In article <email@example.com>, Thomas Nordhaus <firstname.lastname@example.org> wrote:
> Am 28.07.2013 23:01, schrieb Ken Pledger: > > In article <email@example.com>, > > Thomas Nordhaus <firstname.lastname@example.org> wrote: > > > >> Am 26.07.2013 05:33, schrieb William Elliot: > >>> How do we find the shortest distance between two lines L, L' in R^3 > >>> ? > >>> > >>> 2. > >>> http://at.yorku.ca/cgi-bin/bbqa?forum=calculus;task=show_msg;msg=0792 > >>> > >> > >> How about doing it straight forward from scratch? Let P1(s) = v0 +s*v, > >> P2(t) = w0 + t*w be arbitrary points on the line L, L' resp. > >> .... > > > > > > Yes. Then just make the vector (P1(s) - P2(t)) perpendicular to > > both lines: > > That's what I meant "by scratch": You start by minimizing distances > between points on the lines (variational principle) and end up with > orthogonality conditions:

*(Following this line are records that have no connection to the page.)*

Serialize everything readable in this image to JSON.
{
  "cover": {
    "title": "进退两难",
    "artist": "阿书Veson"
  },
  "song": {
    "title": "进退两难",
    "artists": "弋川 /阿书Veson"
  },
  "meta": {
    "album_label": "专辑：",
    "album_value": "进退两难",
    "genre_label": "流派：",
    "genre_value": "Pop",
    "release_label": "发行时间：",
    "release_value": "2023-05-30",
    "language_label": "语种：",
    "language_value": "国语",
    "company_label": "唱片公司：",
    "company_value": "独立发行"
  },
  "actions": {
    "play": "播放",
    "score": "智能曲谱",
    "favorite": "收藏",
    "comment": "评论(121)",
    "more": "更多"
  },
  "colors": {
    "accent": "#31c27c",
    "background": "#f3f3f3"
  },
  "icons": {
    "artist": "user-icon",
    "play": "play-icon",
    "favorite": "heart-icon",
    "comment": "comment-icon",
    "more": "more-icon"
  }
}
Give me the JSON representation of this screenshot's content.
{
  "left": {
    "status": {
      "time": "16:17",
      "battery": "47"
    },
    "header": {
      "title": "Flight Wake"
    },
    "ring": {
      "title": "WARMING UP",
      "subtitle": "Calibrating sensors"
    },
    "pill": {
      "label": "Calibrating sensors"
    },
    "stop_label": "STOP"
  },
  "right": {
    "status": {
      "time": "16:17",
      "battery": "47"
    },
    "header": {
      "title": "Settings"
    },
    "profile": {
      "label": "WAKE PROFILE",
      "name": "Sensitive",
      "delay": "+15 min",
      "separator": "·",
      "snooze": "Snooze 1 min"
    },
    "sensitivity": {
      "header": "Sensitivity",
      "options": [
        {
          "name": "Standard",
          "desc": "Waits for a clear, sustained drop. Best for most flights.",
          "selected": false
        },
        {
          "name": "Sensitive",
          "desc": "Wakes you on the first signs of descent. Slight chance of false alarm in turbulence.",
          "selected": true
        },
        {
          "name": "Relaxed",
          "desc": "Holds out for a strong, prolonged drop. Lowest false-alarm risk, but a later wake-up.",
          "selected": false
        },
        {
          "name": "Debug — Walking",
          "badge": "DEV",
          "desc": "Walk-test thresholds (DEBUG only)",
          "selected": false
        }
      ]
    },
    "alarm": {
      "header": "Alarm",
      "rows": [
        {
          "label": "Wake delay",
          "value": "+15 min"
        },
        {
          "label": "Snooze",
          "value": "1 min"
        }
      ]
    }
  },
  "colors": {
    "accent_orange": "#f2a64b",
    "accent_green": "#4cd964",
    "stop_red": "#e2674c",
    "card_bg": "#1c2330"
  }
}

Establishing such orthogonality in real vector spaces does require an inner product, but does not require either differentiation or integration, so what part, or parts, of calculus do you claim it does require? > > > > > v.((v0 +s*v) - (w0 + t*w)) = 0 > > w.((v0 +s*v) - (w0 + t*w)) = 0. > > > > Therefore > > (v.v)s - (v.w)t = - v.v0 + v.w0 > > (w.v)s - (w.w)t = - w.v0 + w.w0. > > > > Solve those linear equations for s and t, > > then find ||(P1(s) - P2(t))||. > > > > > That's all. It's a traditional method in old text-books which aren't > > read much any more, and it doesn't need any calculus. > > I think implicitly it does.
Think again! > > > > > Ken Pledger. > > > > > -- > Thomas Nordhaus --